Healthy plants are largely pest free though do keep an eye out for mealy bugs and aphids, often accompanied by sticky honeydew and sooty mould.
If you want to try propagation – and maybe create your own colour! – try 10 cm softwood cuttings, with the tip pinched out, during the summer months; they’ll usually root in a couple of months. Hardwood winter cuttings are slower, 4 months or more.
Pruning is not so difficult, though it is a rather thorny job! Don’t be afraid of it – your bougainvillea flowers on new wood so needs to be pruned to be floriferous. Simply, cut all the side shoots, leaving 3 or 4 leaf buds, back to the main framework. This should be carried out during the coldest part of the year. Minor cutting back of long unruly shoots can be carried out at any time.
Be inventive in your use of this luscious and floriferous plant. It’s not just a climber! It makes wonderful groundcover; a spectacular arching shrub, an unusual and pretty small tree or standard, and it will claw its way up and cascade over an old tree, and form a lovely pot plant too. Don’t over-pot – it tends to flower best when the roots reach the side of the pot.

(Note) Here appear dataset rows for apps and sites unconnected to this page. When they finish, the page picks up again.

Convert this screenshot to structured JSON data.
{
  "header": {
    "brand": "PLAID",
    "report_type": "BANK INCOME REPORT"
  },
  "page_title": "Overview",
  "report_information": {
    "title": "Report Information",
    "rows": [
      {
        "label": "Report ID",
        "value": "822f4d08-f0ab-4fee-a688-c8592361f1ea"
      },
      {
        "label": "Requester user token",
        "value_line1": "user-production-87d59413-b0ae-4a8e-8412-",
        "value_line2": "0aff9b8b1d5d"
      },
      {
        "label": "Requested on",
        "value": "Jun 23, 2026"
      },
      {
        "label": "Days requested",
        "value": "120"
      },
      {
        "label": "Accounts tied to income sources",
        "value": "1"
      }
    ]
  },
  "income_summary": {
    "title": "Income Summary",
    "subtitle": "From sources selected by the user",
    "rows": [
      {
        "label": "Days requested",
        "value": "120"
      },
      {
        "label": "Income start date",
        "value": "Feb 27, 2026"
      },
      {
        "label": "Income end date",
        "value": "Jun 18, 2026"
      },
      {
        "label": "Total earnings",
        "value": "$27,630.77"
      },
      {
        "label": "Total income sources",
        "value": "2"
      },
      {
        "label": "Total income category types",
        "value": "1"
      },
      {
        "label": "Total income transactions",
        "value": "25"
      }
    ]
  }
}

The deeper colours tend to be the hardiest. Named varieties are difficult to find here, but look out for:
Scarlett O’Hara: deep scarlet.
Camarillo Fiesta: orange fading to pink.

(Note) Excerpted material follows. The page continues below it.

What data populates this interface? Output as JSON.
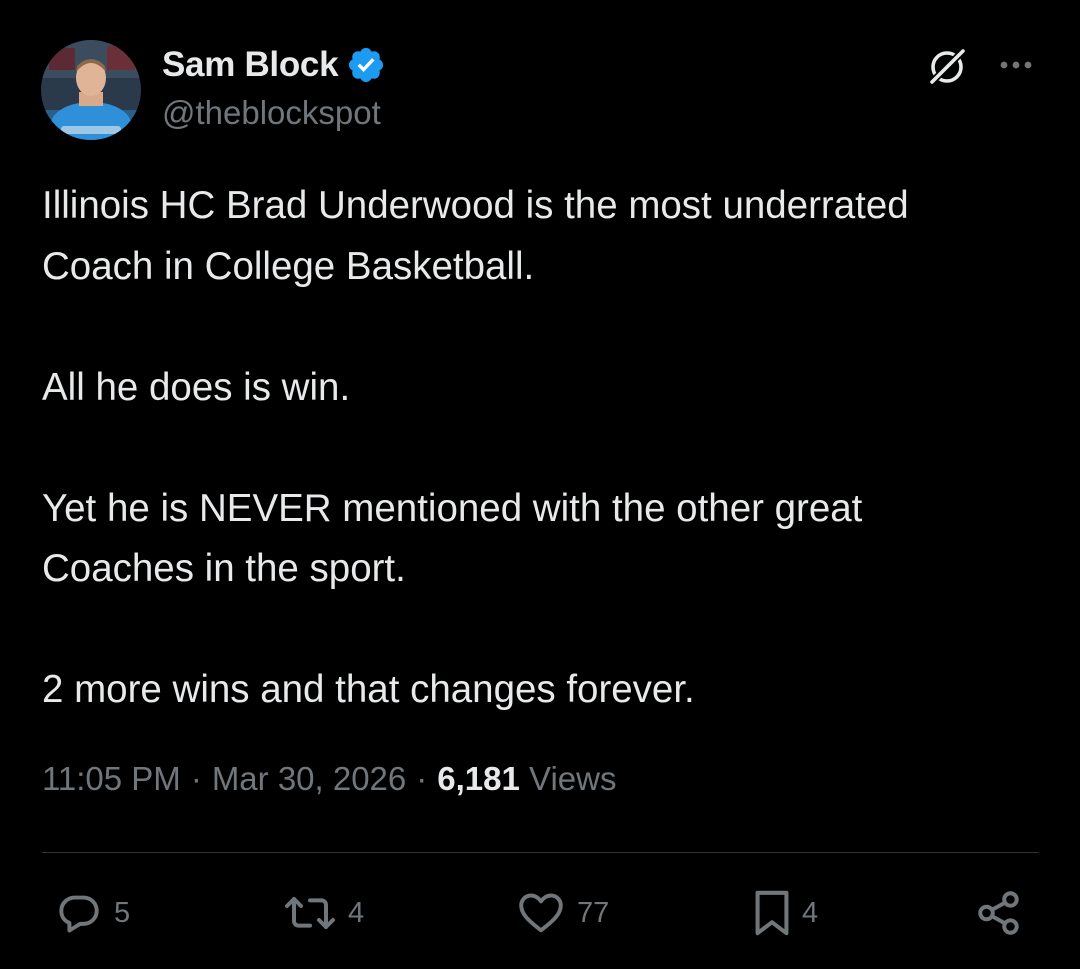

Miss Manilla: orange fading to pink.
Mahara Orange: double orange.
Mahara Pink: double pink.
Mrs. Butt: mid red.
Raspberry Ice: raspberry bracts, variegated foliage.
Summer Snow: pure white.
Golden Tango: golden yellow.
Begum sikhander: white and pink bracts, rare.
Have a lovely colourful summer and please take note of our revised July opening times.
Lorraine Cavanagh has lived in Spain for 23 years; a mother, grandmother and hispanista, her passions are plants, the environment, food and drink, and travelling within Spain. A landscape gardener and writer, she’s always happy to give advice. Call and see her at Viveros Florena, near Cómpeta – have free coffee and cake in their tea-rooms. July Opening Hours Tuesday-Saturday, 9 - 2
Her book Lorraine Cavanagh’s Mediterranean Garden Plantshas been nicknamed ‘the bible’. The new edition at €24.90 is now generally available throughout Spain.